During the evolution of our species, if we needed to stay in motion for our very survival, it makes sense that our brains would evolve to promote motion. One way our brains promote life-sustaining activities is by making them pleasurable and making us want to repeat them. This is why we love salty, fatty, and sweet foods. Tens of thousands of years ago, such foods were exceedingly scarce, so we needed to love them and eat as much of them as we could on the rare occasions when they were available.
Our brains make things pleasurable and worth repeating by sending out dopamine, a neurotransmitter behind lots of learning and, alas, addiction.
So here’s a wonderful clue to some of the greatest artistic accomplishments of our species. Perhaps rhythm, music, and dance arose out of repeated spurts of dopamine, urging our bodies and minds to keep us in motion. Then, as musical skills developed, perhaps musical activities became pleasurable in their own right.
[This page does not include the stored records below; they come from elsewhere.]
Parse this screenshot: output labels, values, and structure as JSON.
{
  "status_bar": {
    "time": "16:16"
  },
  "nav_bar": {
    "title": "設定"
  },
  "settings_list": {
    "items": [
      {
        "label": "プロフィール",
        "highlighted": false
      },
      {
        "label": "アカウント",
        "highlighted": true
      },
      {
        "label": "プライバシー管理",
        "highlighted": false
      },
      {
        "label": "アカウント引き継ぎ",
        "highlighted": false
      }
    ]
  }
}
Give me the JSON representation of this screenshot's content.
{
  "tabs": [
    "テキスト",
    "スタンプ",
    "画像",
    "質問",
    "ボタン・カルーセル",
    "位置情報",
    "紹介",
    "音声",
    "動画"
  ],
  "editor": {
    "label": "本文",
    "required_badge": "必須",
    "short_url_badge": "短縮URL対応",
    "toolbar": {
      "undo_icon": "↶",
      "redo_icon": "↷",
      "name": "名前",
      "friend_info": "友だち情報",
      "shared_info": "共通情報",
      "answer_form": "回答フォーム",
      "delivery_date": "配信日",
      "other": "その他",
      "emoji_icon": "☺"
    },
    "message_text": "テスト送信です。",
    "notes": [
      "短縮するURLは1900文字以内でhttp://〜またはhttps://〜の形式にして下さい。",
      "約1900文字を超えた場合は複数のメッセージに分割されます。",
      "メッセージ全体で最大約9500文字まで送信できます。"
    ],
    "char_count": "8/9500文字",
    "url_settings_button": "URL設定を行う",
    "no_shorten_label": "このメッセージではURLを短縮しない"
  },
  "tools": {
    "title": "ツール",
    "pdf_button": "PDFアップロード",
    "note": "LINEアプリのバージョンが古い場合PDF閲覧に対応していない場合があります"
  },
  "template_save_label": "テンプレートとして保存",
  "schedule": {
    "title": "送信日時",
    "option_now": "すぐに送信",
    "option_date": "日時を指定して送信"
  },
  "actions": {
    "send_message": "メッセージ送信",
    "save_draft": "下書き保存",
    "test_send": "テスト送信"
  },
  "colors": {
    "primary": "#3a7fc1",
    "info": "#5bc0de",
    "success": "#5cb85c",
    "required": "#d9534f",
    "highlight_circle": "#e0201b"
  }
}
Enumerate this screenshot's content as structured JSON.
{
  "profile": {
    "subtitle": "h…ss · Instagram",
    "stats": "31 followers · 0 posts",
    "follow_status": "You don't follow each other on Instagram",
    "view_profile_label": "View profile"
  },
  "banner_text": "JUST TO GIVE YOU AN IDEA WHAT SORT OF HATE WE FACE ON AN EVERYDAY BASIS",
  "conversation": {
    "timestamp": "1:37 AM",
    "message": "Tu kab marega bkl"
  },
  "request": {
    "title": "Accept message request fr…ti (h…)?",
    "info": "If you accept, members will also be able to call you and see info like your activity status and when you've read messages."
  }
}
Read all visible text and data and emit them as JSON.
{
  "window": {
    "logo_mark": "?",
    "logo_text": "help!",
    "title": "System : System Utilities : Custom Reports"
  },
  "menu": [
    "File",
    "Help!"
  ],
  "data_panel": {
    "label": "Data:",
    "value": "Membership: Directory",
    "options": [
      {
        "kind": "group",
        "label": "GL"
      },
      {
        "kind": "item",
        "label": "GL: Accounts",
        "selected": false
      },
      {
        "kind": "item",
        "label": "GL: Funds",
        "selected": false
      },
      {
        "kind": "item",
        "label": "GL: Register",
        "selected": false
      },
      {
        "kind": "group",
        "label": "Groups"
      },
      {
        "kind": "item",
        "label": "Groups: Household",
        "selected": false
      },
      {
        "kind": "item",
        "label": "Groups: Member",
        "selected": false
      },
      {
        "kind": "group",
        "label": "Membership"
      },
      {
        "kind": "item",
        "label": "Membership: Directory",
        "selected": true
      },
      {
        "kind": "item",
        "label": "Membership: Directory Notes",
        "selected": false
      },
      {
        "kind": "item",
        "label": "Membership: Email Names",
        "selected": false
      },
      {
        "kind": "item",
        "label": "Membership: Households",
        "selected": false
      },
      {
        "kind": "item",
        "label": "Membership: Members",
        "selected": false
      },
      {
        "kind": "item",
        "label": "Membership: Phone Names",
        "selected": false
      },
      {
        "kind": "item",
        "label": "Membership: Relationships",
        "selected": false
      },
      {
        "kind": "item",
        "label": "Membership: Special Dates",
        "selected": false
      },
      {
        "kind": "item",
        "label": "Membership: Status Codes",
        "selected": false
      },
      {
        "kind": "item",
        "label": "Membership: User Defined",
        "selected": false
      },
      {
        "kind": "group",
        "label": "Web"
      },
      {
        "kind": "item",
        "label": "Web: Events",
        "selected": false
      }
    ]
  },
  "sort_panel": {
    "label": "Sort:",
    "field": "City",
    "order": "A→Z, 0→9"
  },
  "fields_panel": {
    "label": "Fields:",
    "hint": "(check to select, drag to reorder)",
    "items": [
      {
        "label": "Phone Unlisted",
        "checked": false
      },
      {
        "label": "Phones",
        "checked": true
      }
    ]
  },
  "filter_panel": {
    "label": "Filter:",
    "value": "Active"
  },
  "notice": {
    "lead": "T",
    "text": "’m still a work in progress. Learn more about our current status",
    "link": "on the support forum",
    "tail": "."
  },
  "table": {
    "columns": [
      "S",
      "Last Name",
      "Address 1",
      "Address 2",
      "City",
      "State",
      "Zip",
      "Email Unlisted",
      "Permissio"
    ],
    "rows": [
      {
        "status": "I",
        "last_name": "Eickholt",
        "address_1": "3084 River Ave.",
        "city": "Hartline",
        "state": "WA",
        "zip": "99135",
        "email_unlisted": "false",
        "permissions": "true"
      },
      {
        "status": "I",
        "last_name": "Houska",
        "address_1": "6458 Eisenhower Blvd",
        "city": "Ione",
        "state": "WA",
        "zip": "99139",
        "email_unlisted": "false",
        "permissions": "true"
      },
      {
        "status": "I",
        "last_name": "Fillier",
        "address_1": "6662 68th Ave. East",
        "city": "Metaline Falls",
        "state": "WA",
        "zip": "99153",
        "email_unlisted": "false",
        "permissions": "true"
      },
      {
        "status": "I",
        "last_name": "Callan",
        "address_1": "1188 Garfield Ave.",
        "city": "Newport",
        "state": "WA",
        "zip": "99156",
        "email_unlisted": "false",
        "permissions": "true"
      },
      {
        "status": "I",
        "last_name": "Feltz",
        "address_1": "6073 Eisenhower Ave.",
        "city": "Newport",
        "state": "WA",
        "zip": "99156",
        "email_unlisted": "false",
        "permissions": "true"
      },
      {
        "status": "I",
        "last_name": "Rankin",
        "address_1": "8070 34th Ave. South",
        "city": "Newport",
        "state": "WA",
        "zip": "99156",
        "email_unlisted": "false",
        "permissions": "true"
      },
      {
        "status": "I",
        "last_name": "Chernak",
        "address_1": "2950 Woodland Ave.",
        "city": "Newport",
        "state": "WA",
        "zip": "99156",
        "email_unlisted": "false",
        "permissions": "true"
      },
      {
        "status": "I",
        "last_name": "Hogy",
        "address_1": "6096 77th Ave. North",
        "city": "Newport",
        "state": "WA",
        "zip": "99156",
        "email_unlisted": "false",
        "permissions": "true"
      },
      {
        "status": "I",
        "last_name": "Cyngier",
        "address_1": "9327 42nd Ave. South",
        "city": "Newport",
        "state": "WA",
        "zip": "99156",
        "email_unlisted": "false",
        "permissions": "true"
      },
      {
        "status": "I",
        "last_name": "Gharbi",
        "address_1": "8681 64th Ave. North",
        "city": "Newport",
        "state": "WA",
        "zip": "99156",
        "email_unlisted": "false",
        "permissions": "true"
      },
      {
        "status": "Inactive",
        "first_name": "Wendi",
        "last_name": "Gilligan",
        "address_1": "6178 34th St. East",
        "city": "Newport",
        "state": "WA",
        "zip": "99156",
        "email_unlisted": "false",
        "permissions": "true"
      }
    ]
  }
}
Perhaps we just wanted to engage in them because we enjoyed them so much.
To steal a line from Shakespeare: “If music be the food of love, play on!”